_MATERIALS PROVIDED_
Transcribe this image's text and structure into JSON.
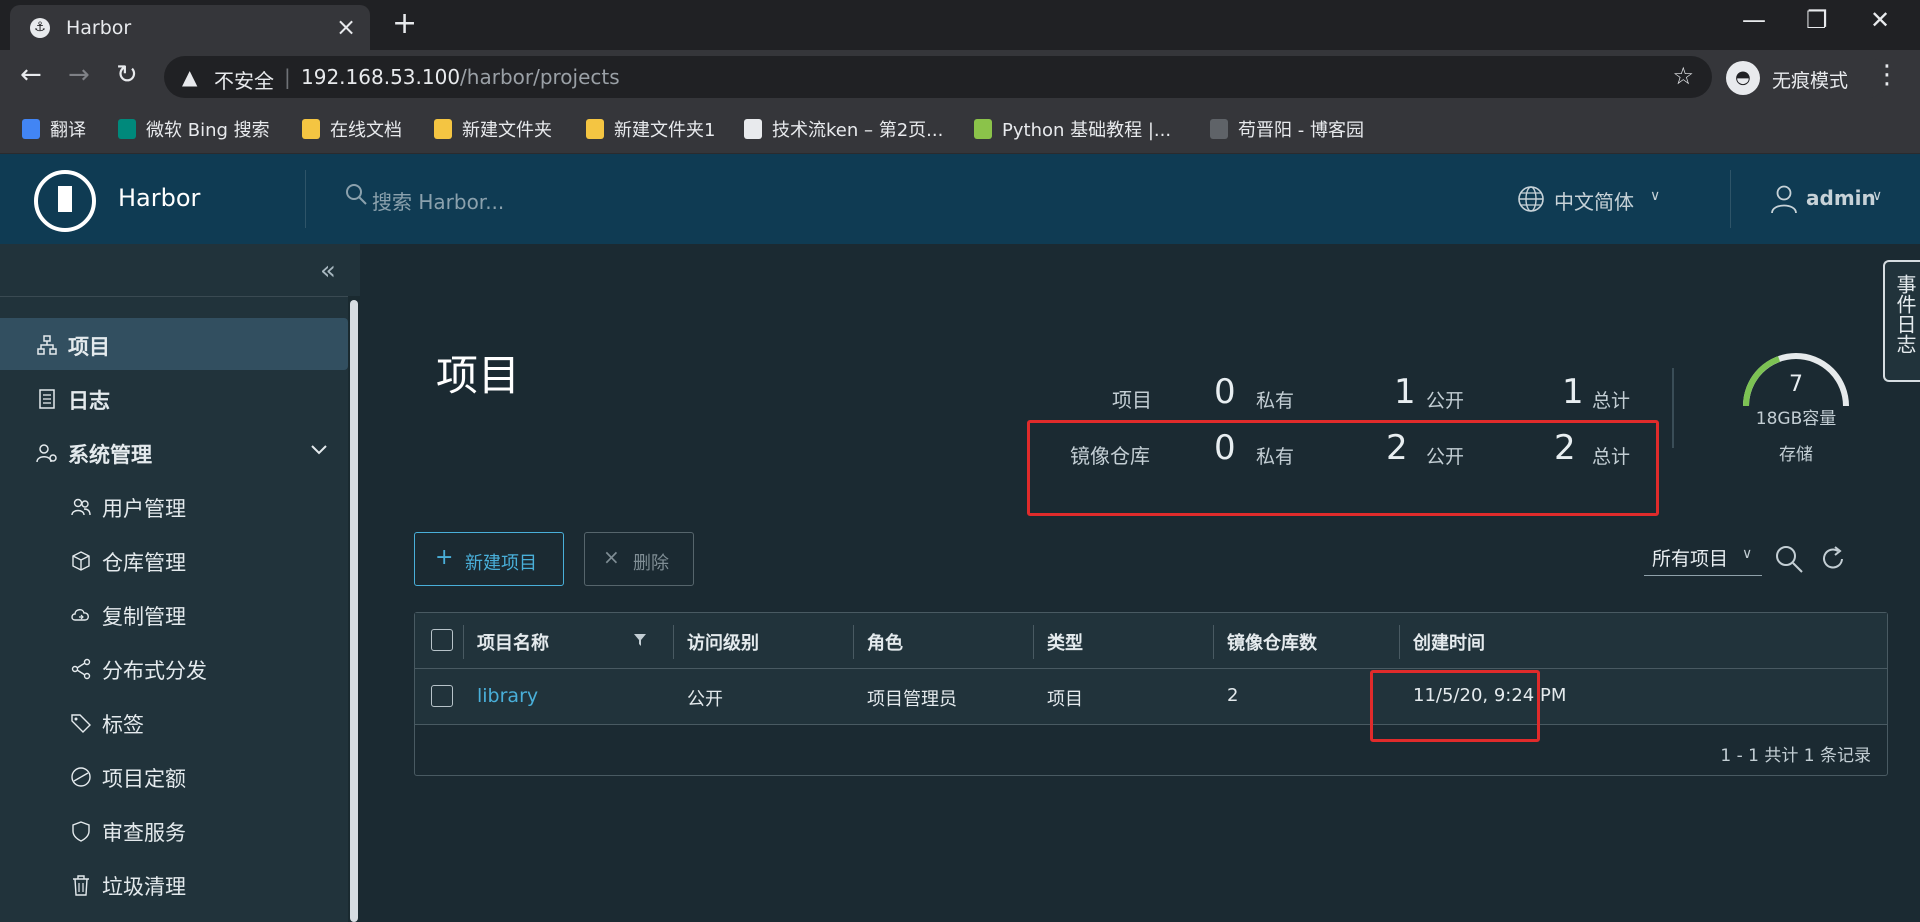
{
  "browser": {
    "tab_title": "Harbor",
    "insecure_label": "不安全",
    "separator": "|",
    "url_host": "192.168.53.100",
    "url_path": "/harbor/projects",
    "incognito_label": "无痕模式",
    "bookmarks": [
      {
        "label": "翻译",
        "icon_color": "#4285f4"
      },
      {
        "label": "微软 Bing 搜索",
        "icon_color": "#00897b"
      },
      {
        "label": "在线文档",
        "icon_color": "#f4c542"
      },
      {
        "label": "新建文件夹",
        "icon_color": "#f4c542"
      },
      {
        "label": "新建文件夹1",
        "icon_color": "#f4c542"
      },
      {
        "label": "技术流ken – 第2页...",
        "icon_color": "#e8eaed"
      },
      {
        "label": "Python 基础教程 |...",
        "icon_color": "#8bc34a"
      },
      {
        "label": "苟晋阳 - 博客园",
        "icon_color": "#5f6368"
      }
    ]
  },
  "header": {
    "brand": "Harbor",
    "search_placeholder": "搜索 Harbor...",
    "language": "中文简体",
    "user": "admin"
  },
  "sidebar": {
    "items": [
      {
        "label": "项目",
        "icon": "projects-icon"
      },
      {
        "label": "日志",
        "icon": "logs-icon"
      },
      {
        "label": "系统管理",
        "icon": "admin-icon"
      },
      {
        "label": "用户管理",
        "icon": "users-icon"
      },
      {
        "label": "仓库管理",
        "icon": "registry-icon"
      },
      {
        "label": "复制管理",
        "icon": "replication-icon"
      },
      {
        "label": "分布式分发",
        "icon": "distribution-icon"
      },
      {
        "label": "标签",
        "icon": "tag-icon"
      },
      {
        "label": "项目定额",
        "icon": "quota-icon"
      },
      {
        "label": "审查服务",
        "icon": "shield-icon"
      },
      {
        "label": "垃圾清理",
        "icon": "trash-icon"
      }
    ]
  },
  "main": {
    "title": "项目",
    "summary": {
      "rows": [
        {
          "label": "项目",
          "private": "0",
          "public": "1",
          "total": "1"
        },
        {
          "label": "镜像仓库",
          "private": "0",
          "public": "2",
          "total": "2"
        }
      ],
      "private_label": "私有",
      "public_label": "公开",
      "total_label": "总计"
    },
    "storage": {
      "value": "7",
      "capacity": "18GB容量",
      "label": "存储",
      "used_fraction": 0.39,
      "gauge_color": "#7cc253"
    },
    "buttons": {
      "new_project": "新建项目",
      "delete": "删除"
    },
    "filter": "所有项目",
    "table": {
      "columns": [
        "项目名称",
        "访问级别",
        "角色",
        "类型",
        "镜像仓库数",
        "创建时间"
      ],
      "rows": [
        {
          "name": "library",
          "access": "公开",
          "role": "项目管理员",
          "type": "项目",
          "repo_count": "2",
          "created": "11/5/20, 9:24 PM"
        }
      ],
      "footer": "1 - 1 共计 1 条记录"
    },
    "event_log": "事件日志"
  },
  "colors": {
    "accent": "#49afd9",
    "highlight": "#e02b2b",
    "header_bg": "#0f3b53"
  }
}
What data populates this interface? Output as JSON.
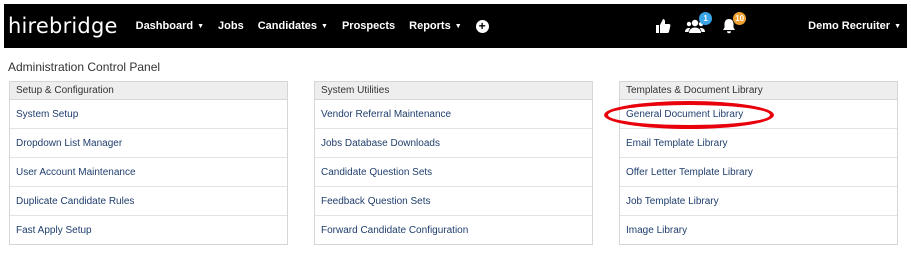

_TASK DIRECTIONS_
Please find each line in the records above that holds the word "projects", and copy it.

_RESPONSE BELOW_
    "url_path": "/harbor/projects",
        "icon": "projects-icon"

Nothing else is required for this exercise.